--- GIVEN ENTRIES Enclosed Below ---

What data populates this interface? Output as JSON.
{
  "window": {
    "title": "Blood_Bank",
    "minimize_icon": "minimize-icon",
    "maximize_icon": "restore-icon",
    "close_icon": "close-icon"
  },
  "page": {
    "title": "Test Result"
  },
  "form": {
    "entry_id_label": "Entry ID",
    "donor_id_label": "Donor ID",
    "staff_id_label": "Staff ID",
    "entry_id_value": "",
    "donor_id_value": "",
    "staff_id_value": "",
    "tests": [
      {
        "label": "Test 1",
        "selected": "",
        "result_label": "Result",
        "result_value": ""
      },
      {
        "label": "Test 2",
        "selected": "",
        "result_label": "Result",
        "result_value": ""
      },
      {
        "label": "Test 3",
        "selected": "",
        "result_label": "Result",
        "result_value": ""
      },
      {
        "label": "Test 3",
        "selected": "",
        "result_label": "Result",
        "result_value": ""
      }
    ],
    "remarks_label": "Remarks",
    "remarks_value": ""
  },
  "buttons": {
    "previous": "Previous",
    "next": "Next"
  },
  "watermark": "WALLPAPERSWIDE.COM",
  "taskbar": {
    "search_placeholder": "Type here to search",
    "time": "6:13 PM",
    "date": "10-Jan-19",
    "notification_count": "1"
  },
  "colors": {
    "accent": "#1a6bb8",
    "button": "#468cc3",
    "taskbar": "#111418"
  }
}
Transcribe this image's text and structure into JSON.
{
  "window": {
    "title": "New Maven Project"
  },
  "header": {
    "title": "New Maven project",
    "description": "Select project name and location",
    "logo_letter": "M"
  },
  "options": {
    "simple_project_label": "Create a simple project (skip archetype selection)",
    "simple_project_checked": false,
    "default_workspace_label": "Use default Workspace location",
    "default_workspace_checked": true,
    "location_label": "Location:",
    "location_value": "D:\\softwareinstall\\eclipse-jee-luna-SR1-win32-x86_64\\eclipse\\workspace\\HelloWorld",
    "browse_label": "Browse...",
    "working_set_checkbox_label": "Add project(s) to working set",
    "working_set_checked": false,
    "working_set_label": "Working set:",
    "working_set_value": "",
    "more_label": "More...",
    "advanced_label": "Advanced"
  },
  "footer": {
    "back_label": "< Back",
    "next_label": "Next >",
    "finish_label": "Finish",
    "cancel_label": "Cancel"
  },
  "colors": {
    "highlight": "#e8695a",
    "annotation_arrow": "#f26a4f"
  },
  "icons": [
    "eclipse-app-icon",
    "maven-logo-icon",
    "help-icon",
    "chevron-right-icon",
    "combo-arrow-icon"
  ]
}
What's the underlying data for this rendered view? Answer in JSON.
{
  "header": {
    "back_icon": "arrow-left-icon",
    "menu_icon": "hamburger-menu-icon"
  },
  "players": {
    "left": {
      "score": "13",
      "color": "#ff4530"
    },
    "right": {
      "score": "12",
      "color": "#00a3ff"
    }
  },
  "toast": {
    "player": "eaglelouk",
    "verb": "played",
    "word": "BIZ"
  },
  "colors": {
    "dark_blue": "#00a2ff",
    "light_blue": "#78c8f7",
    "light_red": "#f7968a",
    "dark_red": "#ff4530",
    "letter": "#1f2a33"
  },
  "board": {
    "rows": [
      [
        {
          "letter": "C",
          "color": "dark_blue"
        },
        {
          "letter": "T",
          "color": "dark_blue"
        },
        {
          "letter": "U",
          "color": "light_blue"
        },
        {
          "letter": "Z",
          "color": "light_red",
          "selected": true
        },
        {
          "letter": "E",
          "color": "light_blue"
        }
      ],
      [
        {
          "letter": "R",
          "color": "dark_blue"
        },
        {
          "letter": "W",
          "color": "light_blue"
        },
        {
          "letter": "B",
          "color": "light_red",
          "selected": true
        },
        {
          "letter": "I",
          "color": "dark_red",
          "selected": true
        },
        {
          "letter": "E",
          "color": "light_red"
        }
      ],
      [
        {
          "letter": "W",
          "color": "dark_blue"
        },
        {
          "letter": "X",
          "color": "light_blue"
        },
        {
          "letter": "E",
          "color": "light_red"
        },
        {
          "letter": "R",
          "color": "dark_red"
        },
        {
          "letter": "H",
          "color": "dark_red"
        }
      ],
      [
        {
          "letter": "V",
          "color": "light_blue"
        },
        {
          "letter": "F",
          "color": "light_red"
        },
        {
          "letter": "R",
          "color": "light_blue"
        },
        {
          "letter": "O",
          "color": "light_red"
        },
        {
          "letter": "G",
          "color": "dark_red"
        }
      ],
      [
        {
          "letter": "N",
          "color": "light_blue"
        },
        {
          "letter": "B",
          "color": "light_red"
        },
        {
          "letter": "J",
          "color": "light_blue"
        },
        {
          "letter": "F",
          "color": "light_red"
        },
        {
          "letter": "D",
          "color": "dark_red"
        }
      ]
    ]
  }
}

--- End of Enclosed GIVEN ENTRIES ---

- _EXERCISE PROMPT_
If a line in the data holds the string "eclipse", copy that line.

- _SOLUTION TO THIS PROBLEM_
    "location_value": "D:\\softwareinstall\\eclipse-jee-luna-SR1-win32-x86_64\\eclipse\\workspace\\HelloWorld",
    "eclipse-app-icon",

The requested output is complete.